Fair trade certified coffee is now commonly found on the supermarket shelves of the Global North, but the connections between the consumer and producer of fair trade coffee are far from simple. Lindsay Naylor’s book, Fair Trade Rebels: Coffee Production and Struggles for Autonomy in Chiapas (University of Minnesota Press, 2019), examines the contested politics of fair trade coffee production in the indigenous highlands of Mexico. Using theoretical approaches based in diverse economies scholarship and decolonial thinking, Naylor highlights the significance of the multiple, diverse economic practices and relations that campesinos/as use in their struggle to form more dignified livelihoods. While she critiques the narratives of economic development and problematic understandings of solidarity that underpin many fair trade discourses, Naylor’s empirically grounded research produces a nuanced analysis of the possibilities and limitations inherent in contemporary fair trade coffee production. Rather than understanding fair trade as a mechanism to address the failures of free trade, Naylor argues that fair trade should be understood as “fair trade in movement” to account for the dynamic processes involved in making trade more fair and for the multiple and fluid ideas, values and identities that constitute these trading relationships.
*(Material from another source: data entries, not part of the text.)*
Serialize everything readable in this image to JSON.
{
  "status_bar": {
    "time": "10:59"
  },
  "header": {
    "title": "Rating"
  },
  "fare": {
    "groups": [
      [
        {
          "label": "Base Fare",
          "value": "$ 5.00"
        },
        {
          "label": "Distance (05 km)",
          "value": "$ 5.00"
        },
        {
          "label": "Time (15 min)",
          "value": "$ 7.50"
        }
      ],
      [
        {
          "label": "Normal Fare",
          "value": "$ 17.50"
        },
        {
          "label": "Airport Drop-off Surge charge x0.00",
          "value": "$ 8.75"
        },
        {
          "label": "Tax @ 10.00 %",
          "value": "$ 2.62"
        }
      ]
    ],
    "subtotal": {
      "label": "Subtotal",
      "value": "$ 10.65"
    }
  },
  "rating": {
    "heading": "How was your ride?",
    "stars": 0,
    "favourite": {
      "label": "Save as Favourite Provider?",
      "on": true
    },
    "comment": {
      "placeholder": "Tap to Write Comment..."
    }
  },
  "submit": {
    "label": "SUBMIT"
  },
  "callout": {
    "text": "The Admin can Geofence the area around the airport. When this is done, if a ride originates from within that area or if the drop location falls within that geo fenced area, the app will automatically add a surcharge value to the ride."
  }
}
This understanding creates possibilities for new forms of solidarity and being in common that counter universalizing systems of economic exchange.
Lindsay Naylor (she/her) is an Associate Professor in the Department of Geography & Spatial Sciences at the University of Delaware in the United States and is the co-facilitator of the Embodiment Lab.